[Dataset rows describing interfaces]
★ ★ ★
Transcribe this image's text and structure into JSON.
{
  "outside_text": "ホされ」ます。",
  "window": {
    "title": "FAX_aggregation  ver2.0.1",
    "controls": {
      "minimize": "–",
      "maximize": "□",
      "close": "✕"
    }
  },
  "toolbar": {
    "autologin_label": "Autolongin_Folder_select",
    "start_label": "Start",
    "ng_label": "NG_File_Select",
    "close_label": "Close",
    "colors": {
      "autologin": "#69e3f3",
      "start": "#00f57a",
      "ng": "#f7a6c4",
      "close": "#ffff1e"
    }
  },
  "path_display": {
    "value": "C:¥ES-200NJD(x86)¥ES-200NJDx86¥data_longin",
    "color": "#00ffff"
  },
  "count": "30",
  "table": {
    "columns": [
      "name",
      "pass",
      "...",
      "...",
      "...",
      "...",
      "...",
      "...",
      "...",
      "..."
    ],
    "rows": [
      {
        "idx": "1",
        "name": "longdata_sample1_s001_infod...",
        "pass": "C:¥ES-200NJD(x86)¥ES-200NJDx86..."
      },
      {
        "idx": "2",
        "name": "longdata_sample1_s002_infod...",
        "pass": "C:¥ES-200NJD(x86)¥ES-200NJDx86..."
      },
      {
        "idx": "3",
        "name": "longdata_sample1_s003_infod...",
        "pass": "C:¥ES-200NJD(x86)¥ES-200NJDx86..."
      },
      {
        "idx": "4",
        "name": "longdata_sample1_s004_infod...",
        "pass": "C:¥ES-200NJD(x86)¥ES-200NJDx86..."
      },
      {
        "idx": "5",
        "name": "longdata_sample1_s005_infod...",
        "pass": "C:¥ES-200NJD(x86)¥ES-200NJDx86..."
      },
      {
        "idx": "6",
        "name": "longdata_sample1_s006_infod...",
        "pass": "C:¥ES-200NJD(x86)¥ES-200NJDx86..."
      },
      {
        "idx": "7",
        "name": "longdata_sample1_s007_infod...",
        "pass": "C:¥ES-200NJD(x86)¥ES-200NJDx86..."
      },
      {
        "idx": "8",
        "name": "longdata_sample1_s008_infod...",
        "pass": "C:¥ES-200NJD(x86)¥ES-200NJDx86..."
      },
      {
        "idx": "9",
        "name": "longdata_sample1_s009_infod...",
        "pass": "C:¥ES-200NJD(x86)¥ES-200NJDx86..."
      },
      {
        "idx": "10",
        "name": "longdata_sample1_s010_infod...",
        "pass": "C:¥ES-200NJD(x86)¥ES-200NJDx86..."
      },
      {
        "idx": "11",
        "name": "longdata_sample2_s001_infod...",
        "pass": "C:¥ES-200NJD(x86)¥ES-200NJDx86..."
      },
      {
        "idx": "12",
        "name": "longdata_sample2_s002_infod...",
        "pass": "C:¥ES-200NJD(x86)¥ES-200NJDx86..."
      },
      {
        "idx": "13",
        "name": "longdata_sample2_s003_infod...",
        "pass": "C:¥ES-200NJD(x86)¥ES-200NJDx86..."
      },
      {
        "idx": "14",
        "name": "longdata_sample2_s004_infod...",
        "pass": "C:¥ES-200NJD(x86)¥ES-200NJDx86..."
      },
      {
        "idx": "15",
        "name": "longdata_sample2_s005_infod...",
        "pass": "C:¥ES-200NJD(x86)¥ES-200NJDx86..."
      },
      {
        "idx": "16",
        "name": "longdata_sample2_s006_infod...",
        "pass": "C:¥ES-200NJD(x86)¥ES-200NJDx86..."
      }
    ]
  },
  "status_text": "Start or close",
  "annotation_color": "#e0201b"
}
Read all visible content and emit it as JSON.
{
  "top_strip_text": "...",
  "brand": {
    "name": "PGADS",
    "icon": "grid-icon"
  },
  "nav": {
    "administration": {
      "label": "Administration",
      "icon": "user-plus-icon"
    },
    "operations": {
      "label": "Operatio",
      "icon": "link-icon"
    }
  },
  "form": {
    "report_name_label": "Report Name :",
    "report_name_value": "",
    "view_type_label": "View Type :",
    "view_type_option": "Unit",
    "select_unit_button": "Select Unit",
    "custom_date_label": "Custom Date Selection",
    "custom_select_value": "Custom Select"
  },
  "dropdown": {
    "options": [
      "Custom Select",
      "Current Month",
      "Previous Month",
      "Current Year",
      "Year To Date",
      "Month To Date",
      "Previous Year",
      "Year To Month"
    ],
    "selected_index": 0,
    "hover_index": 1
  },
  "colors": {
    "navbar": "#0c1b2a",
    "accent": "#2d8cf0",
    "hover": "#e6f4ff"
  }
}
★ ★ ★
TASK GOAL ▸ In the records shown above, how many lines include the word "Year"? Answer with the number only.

RESULT FOR THIS EXERCISE ▸ 4